Another month is over and I am already in the middle of my stay at the UEF. As everyone who has been on an exchange knows, the time flies so quickly because you see, try and experience something new every day. So these are my experiences from my everyday Joensuu life from the past month in brief:
In Czech we have a saying ‘to buy a hare in a sack’ to express when we unintentionally buy something we did not really want to buy. That is how my first visits to a grocery store in Finland felt like. Or maybe like buying a bag full of Kinder Surprise Eggs. You had never exactly known what was inside those packages until you opened them at home. Thankfully, after two months, grocery shopping is no longer such an adventure.
Another thing, I decided to get a bike so that I would be able to explore Joensuu more.
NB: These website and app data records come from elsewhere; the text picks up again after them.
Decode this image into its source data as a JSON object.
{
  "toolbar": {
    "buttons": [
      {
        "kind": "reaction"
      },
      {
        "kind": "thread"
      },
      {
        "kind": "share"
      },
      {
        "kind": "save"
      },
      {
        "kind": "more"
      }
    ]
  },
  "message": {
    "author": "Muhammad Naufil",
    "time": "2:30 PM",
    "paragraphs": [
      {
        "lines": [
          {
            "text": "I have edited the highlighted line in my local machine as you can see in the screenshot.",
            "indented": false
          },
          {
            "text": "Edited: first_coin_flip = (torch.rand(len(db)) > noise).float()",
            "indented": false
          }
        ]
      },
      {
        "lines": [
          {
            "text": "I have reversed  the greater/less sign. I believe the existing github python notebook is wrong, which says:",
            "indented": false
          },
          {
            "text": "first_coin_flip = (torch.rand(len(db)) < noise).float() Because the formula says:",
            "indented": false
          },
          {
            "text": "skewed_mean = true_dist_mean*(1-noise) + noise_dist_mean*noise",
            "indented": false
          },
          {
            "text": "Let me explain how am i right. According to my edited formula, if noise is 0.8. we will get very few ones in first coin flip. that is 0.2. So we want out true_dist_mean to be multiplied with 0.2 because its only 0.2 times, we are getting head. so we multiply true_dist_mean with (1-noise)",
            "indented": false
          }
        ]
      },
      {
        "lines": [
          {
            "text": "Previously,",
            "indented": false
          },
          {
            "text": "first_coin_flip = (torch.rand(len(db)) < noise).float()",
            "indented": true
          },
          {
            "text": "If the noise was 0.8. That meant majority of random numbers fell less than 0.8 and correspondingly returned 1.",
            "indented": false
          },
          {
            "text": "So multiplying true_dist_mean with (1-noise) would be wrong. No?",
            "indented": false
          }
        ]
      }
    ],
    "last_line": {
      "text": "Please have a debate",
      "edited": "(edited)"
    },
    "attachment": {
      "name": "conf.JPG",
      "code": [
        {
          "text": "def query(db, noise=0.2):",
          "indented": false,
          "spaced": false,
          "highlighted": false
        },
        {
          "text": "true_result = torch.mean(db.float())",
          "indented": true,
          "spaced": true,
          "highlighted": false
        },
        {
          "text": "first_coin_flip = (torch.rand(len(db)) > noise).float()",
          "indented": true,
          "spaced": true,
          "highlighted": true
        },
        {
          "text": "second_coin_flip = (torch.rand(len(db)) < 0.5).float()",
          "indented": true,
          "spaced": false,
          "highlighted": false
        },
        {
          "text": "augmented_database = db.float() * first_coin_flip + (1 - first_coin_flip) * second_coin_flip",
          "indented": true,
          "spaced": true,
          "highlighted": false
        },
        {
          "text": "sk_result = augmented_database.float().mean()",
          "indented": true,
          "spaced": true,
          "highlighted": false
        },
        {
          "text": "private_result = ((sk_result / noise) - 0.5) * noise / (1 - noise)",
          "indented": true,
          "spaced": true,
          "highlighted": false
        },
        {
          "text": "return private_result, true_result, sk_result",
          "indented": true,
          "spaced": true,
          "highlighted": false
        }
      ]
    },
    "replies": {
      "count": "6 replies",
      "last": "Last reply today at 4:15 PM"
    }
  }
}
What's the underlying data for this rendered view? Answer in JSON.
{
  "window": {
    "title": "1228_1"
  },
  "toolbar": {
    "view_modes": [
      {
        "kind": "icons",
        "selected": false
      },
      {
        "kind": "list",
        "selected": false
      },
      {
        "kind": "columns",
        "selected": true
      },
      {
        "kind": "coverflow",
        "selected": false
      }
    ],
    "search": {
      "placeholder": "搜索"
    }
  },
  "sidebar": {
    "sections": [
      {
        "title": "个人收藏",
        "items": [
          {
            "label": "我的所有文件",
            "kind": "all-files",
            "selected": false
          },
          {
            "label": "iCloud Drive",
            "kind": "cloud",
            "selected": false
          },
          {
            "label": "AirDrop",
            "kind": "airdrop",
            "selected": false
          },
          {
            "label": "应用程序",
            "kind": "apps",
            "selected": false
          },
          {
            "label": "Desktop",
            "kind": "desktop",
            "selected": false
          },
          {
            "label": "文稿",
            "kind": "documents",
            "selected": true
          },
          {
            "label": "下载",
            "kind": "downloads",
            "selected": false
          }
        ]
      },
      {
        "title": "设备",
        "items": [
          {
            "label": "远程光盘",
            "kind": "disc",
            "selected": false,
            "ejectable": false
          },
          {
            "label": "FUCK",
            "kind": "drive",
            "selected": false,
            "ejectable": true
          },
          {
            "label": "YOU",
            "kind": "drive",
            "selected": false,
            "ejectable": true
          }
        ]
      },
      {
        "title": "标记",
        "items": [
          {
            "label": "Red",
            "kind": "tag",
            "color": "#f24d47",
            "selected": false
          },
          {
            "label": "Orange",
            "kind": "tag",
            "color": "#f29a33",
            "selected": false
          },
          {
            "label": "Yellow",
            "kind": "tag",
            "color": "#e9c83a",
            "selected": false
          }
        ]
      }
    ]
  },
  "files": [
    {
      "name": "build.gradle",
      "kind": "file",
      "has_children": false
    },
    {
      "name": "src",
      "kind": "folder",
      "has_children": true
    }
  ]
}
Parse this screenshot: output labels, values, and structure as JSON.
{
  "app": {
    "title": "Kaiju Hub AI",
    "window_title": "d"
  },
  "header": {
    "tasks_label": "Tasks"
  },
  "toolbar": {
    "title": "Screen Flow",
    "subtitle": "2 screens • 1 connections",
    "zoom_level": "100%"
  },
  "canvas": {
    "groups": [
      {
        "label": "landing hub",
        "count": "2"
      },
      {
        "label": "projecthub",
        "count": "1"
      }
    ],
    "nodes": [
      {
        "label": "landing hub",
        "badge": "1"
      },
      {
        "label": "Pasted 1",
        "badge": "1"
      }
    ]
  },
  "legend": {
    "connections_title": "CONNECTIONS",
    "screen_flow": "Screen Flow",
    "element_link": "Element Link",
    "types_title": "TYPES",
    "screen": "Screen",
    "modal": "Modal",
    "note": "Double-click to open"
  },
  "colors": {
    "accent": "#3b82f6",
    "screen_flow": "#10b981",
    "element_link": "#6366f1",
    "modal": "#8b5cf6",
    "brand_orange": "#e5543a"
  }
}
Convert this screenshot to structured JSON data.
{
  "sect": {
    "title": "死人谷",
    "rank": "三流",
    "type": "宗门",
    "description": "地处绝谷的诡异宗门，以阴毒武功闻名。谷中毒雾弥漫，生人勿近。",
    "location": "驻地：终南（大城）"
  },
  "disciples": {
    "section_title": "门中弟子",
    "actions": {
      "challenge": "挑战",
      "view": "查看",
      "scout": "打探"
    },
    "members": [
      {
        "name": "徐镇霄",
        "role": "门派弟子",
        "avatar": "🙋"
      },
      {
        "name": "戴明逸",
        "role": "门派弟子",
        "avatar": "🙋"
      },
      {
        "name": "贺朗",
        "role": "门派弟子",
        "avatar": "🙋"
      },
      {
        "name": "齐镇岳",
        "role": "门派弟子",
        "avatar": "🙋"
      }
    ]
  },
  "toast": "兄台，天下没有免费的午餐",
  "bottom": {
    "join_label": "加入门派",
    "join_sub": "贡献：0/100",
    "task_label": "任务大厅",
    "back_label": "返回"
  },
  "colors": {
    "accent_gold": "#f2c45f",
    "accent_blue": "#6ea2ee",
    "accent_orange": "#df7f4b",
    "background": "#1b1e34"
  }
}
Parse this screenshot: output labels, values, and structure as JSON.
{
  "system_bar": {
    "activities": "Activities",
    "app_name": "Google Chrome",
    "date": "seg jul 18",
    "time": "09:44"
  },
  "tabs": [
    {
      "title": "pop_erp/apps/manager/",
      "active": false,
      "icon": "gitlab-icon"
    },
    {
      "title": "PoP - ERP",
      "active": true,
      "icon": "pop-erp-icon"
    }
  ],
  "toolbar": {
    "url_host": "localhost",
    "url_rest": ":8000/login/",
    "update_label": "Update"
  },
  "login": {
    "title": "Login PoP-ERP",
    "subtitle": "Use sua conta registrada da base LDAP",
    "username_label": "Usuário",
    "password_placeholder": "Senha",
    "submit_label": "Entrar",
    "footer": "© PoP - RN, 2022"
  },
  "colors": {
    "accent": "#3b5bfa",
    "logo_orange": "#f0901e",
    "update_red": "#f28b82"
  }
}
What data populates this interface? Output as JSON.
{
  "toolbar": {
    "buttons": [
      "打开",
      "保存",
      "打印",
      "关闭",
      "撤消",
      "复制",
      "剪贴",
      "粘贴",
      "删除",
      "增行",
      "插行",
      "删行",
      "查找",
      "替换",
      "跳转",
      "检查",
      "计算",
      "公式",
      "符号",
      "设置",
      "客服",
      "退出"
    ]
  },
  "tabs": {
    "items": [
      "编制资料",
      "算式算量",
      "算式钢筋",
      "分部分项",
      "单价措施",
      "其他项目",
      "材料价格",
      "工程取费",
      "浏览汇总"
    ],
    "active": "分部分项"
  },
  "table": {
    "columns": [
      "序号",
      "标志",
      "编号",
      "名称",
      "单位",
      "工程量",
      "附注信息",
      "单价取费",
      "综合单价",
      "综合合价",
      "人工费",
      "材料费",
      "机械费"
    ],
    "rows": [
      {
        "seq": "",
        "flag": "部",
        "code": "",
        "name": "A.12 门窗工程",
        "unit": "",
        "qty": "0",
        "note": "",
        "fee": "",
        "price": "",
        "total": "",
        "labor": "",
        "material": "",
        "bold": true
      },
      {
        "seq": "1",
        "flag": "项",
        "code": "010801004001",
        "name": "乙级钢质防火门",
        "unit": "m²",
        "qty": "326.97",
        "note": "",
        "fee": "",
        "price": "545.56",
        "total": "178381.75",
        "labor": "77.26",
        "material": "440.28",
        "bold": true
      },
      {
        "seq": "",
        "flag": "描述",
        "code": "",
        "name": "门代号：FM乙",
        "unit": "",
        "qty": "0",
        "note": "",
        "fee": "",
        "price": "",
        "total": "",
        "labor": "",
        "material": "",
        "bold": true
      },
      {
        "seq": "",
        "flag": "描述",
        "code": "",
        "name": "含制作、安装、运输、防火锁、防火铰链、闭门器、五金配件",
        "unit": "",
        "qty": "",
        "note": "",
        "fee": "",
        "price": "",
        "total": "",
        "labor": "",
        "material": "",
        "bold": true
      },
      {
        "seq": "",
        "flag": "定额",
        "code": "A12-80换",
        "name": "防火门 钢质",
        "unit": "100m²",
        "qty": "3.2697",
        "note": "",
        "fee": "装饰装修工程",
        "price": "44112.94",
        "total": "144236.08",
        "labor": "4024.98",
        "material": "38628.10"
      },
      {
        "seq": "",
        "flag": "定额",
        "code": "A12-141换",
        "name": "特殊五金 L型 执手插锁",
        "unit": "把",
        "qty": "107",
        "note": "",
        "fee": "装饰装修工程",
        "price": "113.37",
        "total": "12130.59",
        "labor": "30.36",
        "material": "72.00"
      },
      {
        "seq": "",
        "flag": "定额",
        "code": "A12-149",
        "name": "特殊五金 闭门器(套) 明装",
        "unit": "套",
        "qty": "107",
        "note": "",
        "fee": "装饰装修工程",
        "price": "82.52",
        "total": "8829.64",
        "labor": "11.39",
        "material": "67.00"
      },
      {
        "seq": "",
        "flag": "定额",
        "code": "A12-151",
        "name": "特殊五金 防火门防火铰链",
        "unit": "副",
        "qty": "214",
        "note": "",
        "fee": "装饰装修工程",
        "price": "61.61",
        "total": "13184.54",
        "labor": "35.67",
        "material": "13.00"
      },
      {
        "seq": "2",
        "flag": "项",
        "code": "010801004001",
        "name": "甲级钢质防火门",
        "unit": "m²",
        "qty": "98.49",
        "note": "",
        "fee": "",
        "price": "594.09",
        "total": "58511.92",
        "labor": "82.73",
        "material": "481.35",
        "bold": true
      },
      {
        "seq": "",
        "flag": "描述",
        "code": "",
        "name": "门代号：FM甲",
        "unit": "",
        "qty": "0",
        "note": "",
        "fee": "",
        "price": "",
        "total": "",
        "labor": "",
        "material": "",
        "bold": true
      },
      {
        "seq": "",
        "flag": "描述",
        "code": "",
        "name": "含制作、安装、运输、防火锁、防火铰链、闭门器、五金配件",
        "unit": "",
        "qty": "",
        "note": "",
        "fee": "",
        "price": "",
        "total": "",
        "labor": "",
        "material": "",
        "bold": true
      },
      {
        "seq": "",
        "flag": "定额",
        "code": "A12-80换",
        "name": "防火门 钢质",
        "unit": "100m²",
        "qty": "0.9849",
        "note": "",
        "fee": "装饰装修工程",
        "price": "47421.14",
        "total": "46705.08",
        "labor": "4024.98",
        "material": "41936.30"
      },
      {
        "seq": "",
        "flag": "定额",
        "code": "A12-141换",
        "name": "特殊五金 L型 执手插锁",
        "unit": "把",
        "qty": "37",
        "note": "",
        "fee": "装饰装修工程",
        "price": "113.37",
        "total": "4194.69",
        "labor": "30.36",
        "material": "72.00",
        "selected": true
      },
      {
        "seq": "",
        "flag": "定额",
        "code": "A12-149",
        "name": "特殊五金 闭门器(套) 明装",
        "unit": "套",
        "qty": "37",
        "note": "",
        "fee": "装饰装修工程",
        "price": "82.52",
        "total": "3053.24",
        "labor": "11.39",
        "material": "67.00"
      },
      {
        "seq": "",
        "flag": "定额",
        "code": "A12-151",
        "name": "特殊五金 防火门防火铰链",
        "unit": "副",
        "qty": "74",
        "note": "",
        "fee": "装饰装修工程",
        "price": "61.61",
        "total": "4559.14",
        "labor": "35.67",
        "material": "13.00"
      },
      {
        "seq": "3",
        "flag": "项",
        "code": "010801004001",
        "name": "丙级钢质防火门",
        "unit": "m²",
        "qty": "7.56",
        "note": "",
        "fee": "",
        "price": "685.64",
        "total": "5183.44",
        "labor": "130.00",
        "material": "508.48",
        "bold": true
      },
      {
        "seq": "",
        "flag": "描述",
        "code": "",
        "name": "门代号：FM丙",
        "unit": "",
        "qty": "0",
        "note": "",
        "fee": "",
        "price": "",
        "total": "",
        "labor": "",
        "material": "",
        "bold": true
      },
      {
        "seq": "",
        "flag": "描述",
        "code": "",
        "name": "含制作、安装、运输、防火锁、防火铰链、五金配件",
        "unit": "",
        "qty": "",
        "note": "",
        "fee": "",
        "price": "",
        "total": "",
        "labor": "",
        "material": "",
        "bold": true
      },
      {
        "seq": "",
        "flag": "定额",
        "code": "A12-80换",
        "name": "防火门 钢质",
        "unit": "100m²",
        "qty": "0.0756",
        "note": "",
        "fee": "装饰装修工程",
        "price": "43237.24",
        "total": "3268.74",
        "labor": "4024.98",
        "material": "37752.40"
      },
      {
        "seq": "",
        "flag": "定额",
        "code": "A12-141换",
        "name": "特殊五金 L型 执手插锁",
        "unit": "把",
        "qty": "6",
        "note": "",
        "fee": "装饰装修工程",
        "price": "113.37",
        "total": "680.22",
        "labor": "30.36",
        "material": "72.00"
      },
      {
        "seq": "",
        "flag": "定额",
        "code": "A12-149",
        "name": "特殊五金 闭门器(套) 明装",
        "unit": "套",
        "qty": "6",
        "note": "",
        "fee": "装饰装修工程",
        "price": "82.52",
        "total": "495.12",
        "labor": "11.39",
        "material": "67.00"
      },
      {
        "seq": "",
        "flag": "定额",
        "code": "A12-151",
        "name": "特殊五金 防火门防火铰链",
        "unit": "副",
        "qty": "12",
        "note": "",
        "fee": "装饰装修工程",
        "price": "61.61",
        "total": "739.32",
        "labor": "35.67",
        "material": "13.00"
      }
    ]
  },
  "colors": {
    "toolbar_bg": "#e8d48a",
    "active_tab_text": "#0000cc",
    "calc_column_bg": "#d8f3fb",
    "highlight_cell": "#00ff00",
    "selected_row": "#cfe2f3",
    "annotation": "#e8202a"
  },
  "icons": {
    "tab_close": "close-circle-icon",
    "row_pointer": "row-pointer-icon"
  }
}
But first, it was necessary to fix a few glitches on the bike. So I went to a repair shop and started to explain what I needed, but the repairman did not speak English. When he found out that I would not be able to express myself that well in Finnish, he pointed to the door and we went out where I tried to show him what the problem was. Alright, everything understood. Then came time to use my limited Finnish vocabulary. He started pointing at the opening hours on the shop door. I figured he meant the repair would take one week. Maanatai? – Joo. Just to be sure. Last thing: money. I could not remember how to say How much? However, thanks to my visit to the North Karelian Museum, I will never forget the word raha (money), so I used this one instead. For the non-Finnish readers of this blog – the word raha originally meant the fur of squirrel, which served as a payment instrument in Finland in the remote past. Anyway, the repairman stated the sum and our deal was concluded with a small ‘discussion’ on whether the mentioned price is for the repair of one wheel (yksi pyörä) or one bike (yksi pyörä). Continue reading Experiencing Finland